of designer furniture labels.
The Spanish designer has collaborated with some of the most established furniture and homeware brands in the world, from furniture icon Cassina to the hip Glas Italia, as well as designer bathroom label Axor by Hansgrohe.
Brillo, her collection for Atelier Swarovski, is one of her latest projects and one she is excited to share with homeowners in Singapore. In an exclusive interview with Home & Decor, she talks about the process of creating the collection and the issue of sustainable design.
How important is the topic of sustainability to you as a designer?
It is a matter that pervades most of my projects, because it affects not only the choice of materials, but also the whole production cycle and the work of suppliers. Today, we are living an important moment of transition for design and architecture.
In the future, I believe that the system of objects will continue to evolve and diversify first of all towards new forms of production, distribution and sharing above all, also of spaces! We will have to move within increasingly complex systems, in which our role as designers, as technicians and humanists, will be primarily to ask questions, interpret the evolution of needs and the potential of research.
What was the inspiration behind the Brillo Collection?
When examining Swarovski’s history and the company archives we found a fabric normally used for fashion, which is made of crystals applied on a net. It’s called Crystal Mesh; it’s a fluid, metal material covered in small crystals which has a flexible nature as a sparkling, draped fabric.
From this we started thinking about vases made with the same system that permit us to obtain different geometries, a soft surface that minimized the geometry of the crystals. That was how Brillo Collection was born.
This is your first collection for Atelier Swarovski. Have you had previous experiences with designing crystals?
I’ve designed variations for Baccarat, a collection of crystal sculptural objects. For Glas Italia, I created the Shimmer tables, which is characterised by their iridescent multicolored glass, and Credenza, a sideboard in stained glass, inspired by the windows of holy sites and designed together with Federico Pepe.
Comparing between designing furniture and home accessories, which do you find easier and comes more naturally?

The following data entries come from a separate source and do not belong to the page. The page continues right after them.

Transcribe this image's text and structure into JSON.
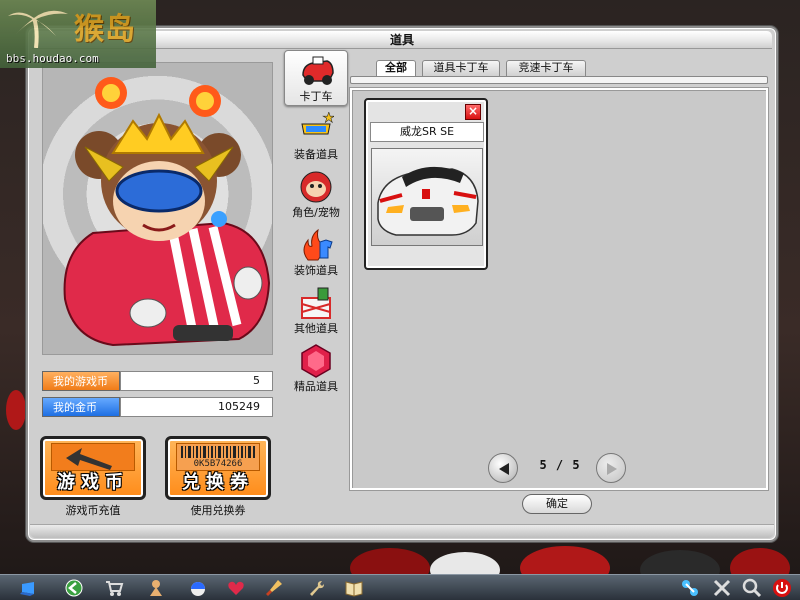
{
  "logo": {
    "brand": "猴岛",
    "url": "bbs.houdao.com"
  },
  "window": {
    "title": "道具"
  },
  "currency": {
    "game_coin_label": "我的游戏币",
    "game_coin_value": "5",
    "gold_coin_label": "我的金币",
    "gold_coin_value": "105249"
  },
  "buttons": {
    "recharge": {
      "text": "游戏币",
      "caption": "游戏币充值"
    },
    "voucher": {
      "text": "兑换券",
      "caption": "使用兑换券",
      "barcode_text": "0K5B74266"
    }
  },
  "categories": [
    {
      "label": "卡丁车",
      "active": true
    },
    {
      "label": "装备道具"
    },
    {
      "label": "角色/宠物"
    },
    {
      "label": "装饰道具"
    },
    {
      "label": "其他道具"
    },
    {
      "label": "精品道具"
    }
  ],
  "tabs": [
    {
      "label": "全部",
      "active": true
    },
    {
      "label": "道具卡丁车"
    },
    {
      "label": "竞速卡丁车"
    }
  ],
  "items": [
    {
      "name": "威龙SR SE",
      "close_glyph": "×"
    }
  ],
  "pager": {
    "text": "5 / 5"
  },
  "ok_button": {
    "label": "确定"
  },
  "colors": {
    "orange": "#f07c18",
    "blue": "#1e6fe3",
    "close_red": "#d81010"
  },
  "taskbar_icons": [
    "windows-icon",
    "back-icon",
    "cart-icon",
    "character-icon",
    "capsule-icon",
    "heart-icon",
    "brush-icon",
    "wrench-icon",
    "book-icon",
    "network-icon",
    "settings-icon",
    "search-icon",
    "power-icon"
  ]
}
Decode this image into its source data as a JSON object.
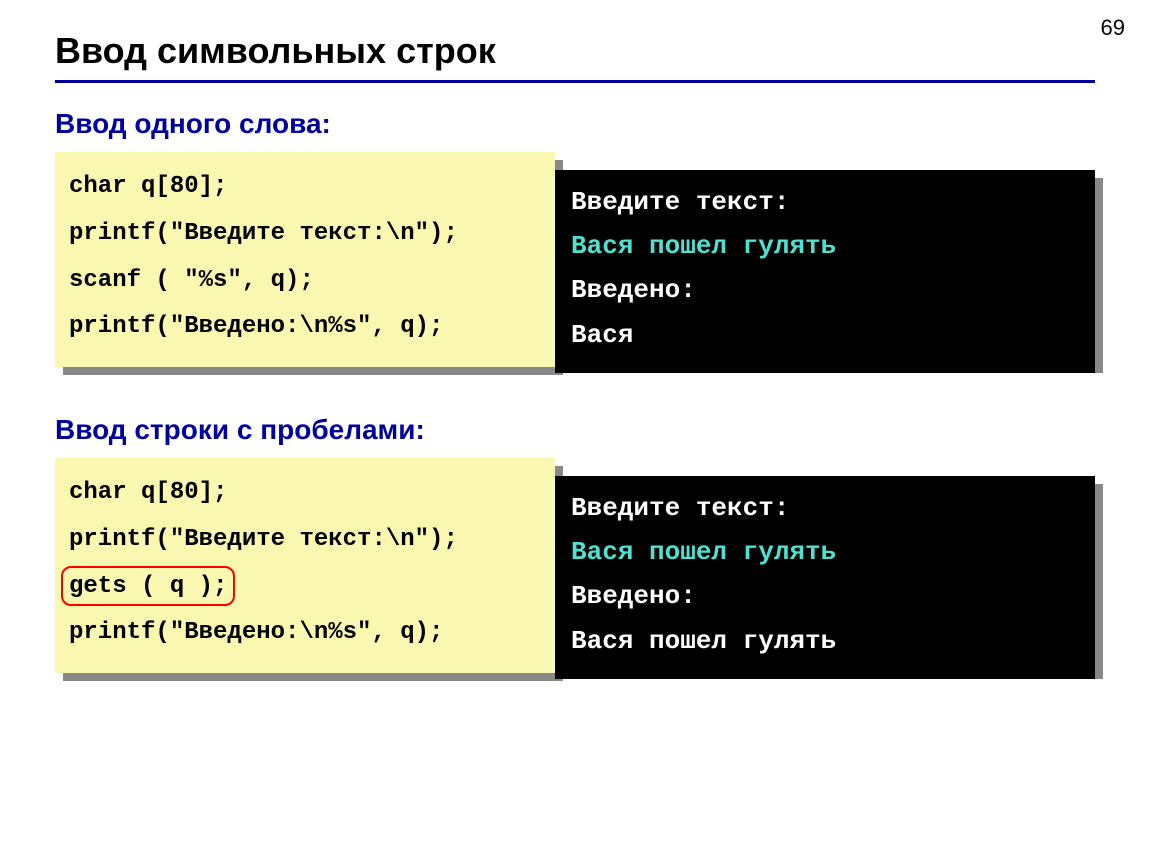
{
  "page_number": "69",
  "title": "Ввод символьных строк",
  "section1": {
    "heading": "Ввод одного слова:",
    "code_line1": "char q[80];",
    "code_line2": "printf(\"Введите текст:\\n\");",
    "code_line3": "scanf ( \"%s\", q);",
    "code_line4": "printf(\"Введено:\\n%s\", q);",
    "term_line1": "Введите текст:",
    "term_line2": "Вася пошел гулять",
    "term_line3": "Введено:",
    "term_line4": "Вася"
  },
  "section2": {
    "heading": "Ввод строки с пробелами:",
    "code_line1": "char q[80];",
    "code_line2": "printf(\"Введите текст:\\n\");",
    "code_line3": "gets ( q );",
    "code_line4": "printf(\"Введено:\\n%s\", q);",
    "term_line1": "Введите текст:",
    "term_line2": "Вася пошел гулять",
    "term_line3": "Введено:",
    "term_line4": "Вася пошел гулять"
  }
}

It really depends from project to project. My double profession as architect and designer helps me to imagine an object inside a space and when I create an interior, I look for the sense of place each time is different.
The process is similar yet it only changes scale and the professions involved.

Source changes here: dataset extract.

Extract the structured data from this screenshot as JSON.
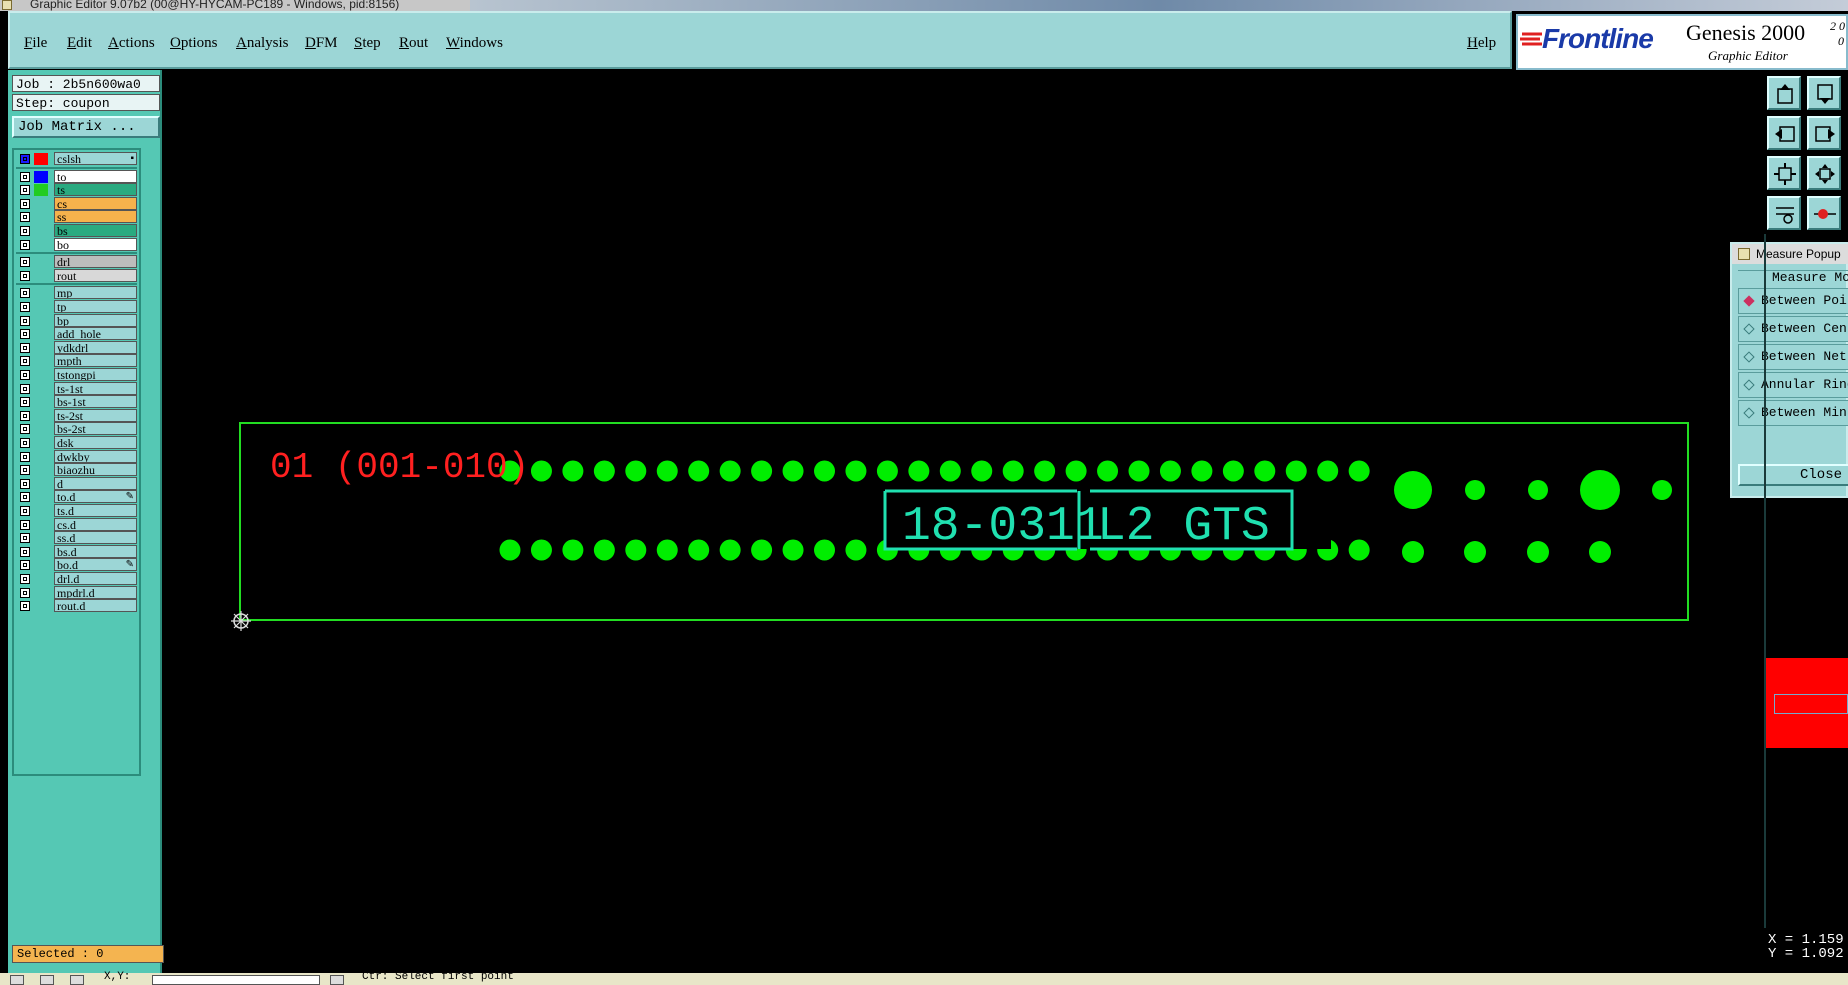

In the studio we’re continuously looking to find solution and resolve challenges with design ideas. The importance is to solve a problem or to see something interesting in the brief. If I think I can bring something new then it is not important whether it is an architecture, a furniture, an object or an interiors project.

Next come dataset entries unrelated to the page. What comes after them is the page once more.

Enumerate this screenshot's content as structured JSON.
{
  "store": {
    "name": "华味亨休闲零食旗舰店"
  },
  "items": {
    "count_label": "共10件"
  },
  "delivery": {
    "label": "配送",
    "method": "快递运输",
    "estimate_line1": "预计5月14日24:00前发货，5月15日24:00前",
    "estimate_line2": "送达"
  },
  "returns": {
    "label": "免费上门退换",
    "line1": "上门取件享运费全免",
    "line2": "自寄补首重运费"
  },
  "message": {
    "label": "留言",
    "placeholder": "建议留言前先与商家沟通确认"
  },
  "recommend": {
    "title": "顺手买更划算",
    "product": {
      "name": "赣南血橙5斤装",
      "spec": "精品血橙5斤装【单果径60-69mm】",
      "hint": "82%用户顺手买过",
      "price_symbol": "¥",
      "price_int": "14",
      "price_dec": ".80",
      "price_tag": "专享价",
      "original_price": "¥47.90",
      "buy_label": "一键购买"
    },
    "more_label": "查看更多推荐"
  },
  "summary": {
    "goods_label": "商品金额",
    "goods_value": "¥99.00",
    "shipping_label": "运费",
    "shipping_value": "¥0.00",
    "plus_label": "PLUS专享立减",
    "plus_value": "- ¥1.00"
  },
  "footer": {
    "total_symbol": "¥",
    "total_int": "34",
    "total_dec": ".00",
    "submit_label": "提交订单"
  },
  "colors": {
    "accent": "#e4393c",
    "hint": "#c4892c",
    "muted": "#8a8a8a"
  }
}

What is one item in your home that you can never live without?
I have many, my house hosts not only pieces of furniture but also some prototypes that I am particularly affectionate of. If I had to choose, I would pick the Nuvola Rossa bookcase designed for Cassina by Vico Magistretti, who was my mentor together with Achille Castiglioni. I felt it was important to own one of his pieces: it sits in front of the table where I have lunch.